Malaysian youth activist and Selangor state assemblyman Nik Nazmi Nik Ahmad has been arrested again. His detention follows a mass rally yesterday in which thousands of people marched through central Kuala Lumpur calling for the release of the opposition leader Anwar Ibrahim, the resignation of the prime minister Najib Razak, and reform of Malaysia’s judiciary.
The organisers estimated the crowd to number more than 10,000 people.
Nik Nazmi’s lawyer, Melissa Sasidaran, said the Selangor state assemblyman had been detained by police and would be brought to the Jinjang lock-up later today.
Sasidaran said on Twitter this morning that Nik Nazmi was being detained under section 9 (5) of the Peaceful Assembly Act and section 143 of the Penal Code.
“Police are detaining him because, according to them, he is a repeat offender. Could apply for a remand this morning itself but refused,” Sasidaran tweeted.
She said the assemblyman would spend the night in the lock-up and would be remanded at 10 a.m. tomorrow.
Nik Nazmi, who is the youth leader of the Parti Keadilan Rakyat (PKR, or People’s Justice Party), went to the Dang Wangi police headquarters in central KL this morning to record his statement over the demonstrations that have been held every Saturday afternoon since Malaysia’s opposition leader Anwar Ibrahim was jailed on February 10.
Nik Nazmi, youth activist Adam Adli Abdul Halim, and the head of the PKR-backed Jingga 13 non-governmental organisation Fariz Musa were all arrested last month under Section 143.
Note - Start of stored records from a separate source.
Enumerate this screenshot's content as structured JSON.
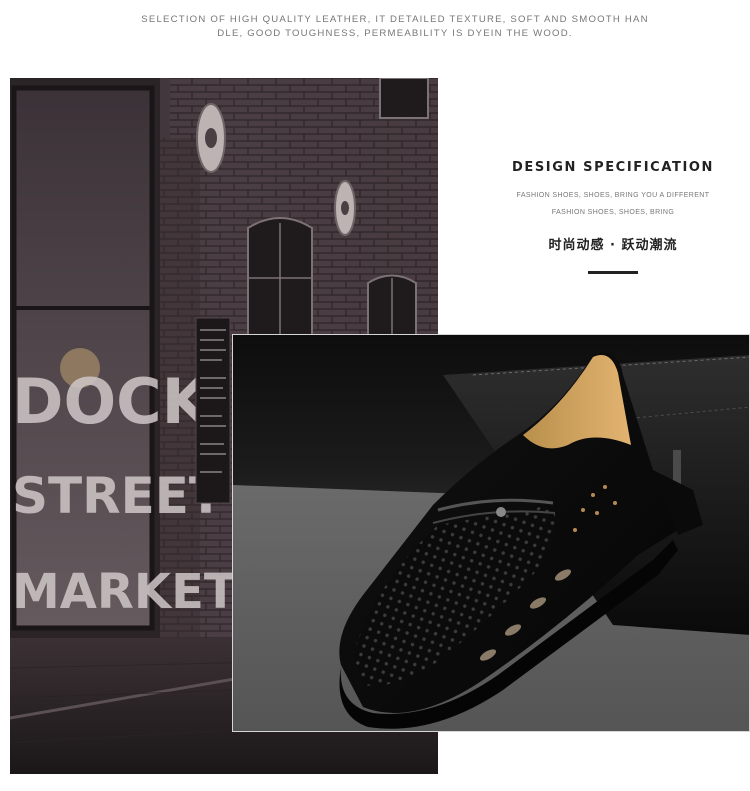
{
  "top_caption": {
    "line1": "SELECTION OF HIGH QUALITY LEATHER, IT DETAILED TEXTURE, SOFT AND SMOOTH HAN",
    "line2": "DLE, GOOD TOUGHNESS, PERMEABILITY IS DYEIN THE WOOD."
  },
  "spec": {
    "title": "DESIGN SPECIFICATION",
    "sub_line1": "FASHION SHOES, SHOES, BRING YOU A DIFFERENT",
    "sub_line2": "FASHION SHOES, SHOES, BRING",
    "chinese_tagline": "时尚动感 · 跃动潮流"
  },
  "street_photo": {
    "sign_lines": [
      "DOCK",
      "STREET",
      "MARKET"
    ]
  },
  "colors": {
    "accent": "#222222",
    "caption_gray": "#777777"
  }
}
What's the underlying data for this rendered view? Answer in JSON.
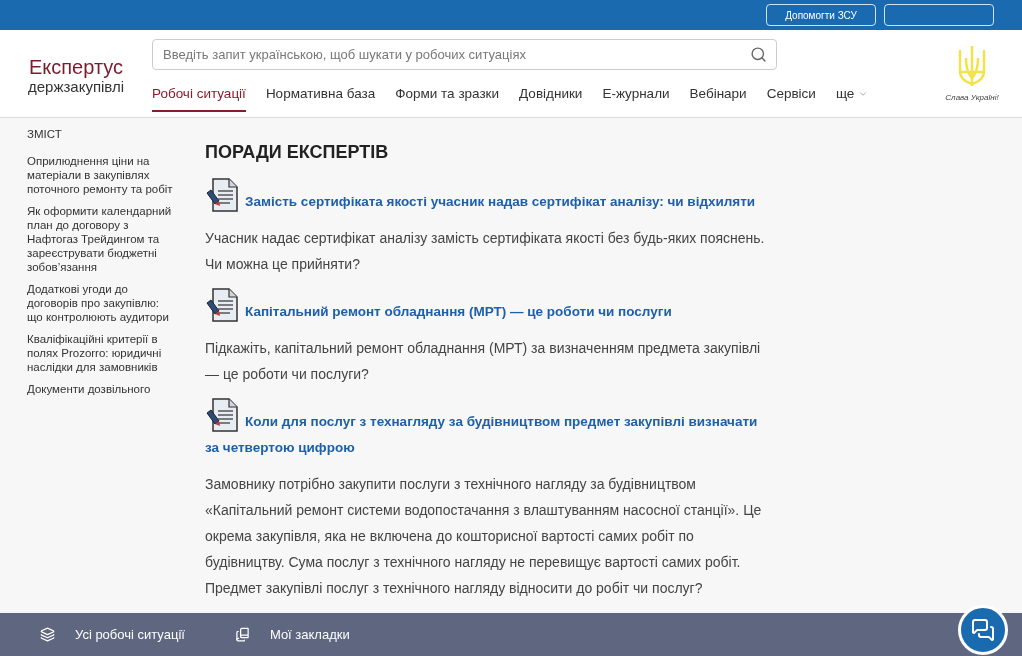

Adam and Fariz were detained on February 21 and were held overnight in the Jingang lock-up, then were released on police bail, but Nik Nazmi, who was detained on February 22, was released after about four hours. None of the three were charged. Adam, however, is in the throes of an appeal against a conviction and 12-month jail sentence for sedition.
Lawyers criticise use of Section 143
Several lawyers have criticised the use of Section 143 against those assembling peacefully. The provision should only come into play, they say, when there is criminal force.
The Peaceful Assembly Act (PAA), introduced in 2012, imposes restrictions and conditions on matters such as the date, time, duration, place, and manner of an assembly.
Nik Nazmi challenged the constitutionality of a previous charge and, in a landmark judgement in April last year, the Court of Appeal ruled that no penal sanctions could be imposed on organisers for failing to give police ten days’ notice of an upcoming rally.
Nik Nazmi had at that time been charged with failing to give the police sufficient notice before organising the Black 505 rally at the Kelana Jaya stadium on May 8, 2013.
Sasidaran said today that she had no idea what was meant by “repeat offender”. Nik Nazmi, she said, had been repeatedly discharged by the court in relation to Black 505, and had not been convicted.
One of Anwar’s lawyers, Latheefa Koya, tweeted: “section 9(5) of paa is not good law anymore. How can they say niknazmi is repeat offender? he has yet to be convicted- he was acquitted!”
Nazmi called for consistent protest
Yesterday, Nik Nazmi said the most recent rally was a success and the turn-out was much bigger than the organisers had expected. He considered 10,000 to be a conservative estimate. “I think the message is very clear that the people are with us,” he said.
The conduct at yesterday’s rally, Nik Nazmi said, had proved to police that the assemblies could be peaceful and should be allowed to continue.
The assemblyman for Seri Setia told the crowd that Najib was the worst and the weakest prime minister in the history of Malaysia. “If we continue to be consistent in gathering and speaking up against Najib, we can topple him; we can get him to resign.”
Malaysia’s federal court upheld a ruling by the Court of Appeal last year, which found Anwar guilty of sodomising his former aide Saiful Bukhari Azlan in 2008, and sentenced the former deputy prime minister to five years in prison.
Anwar says the case against him was fabricated by his political enemies and the verdict has been strongly criticised both locally and internationally.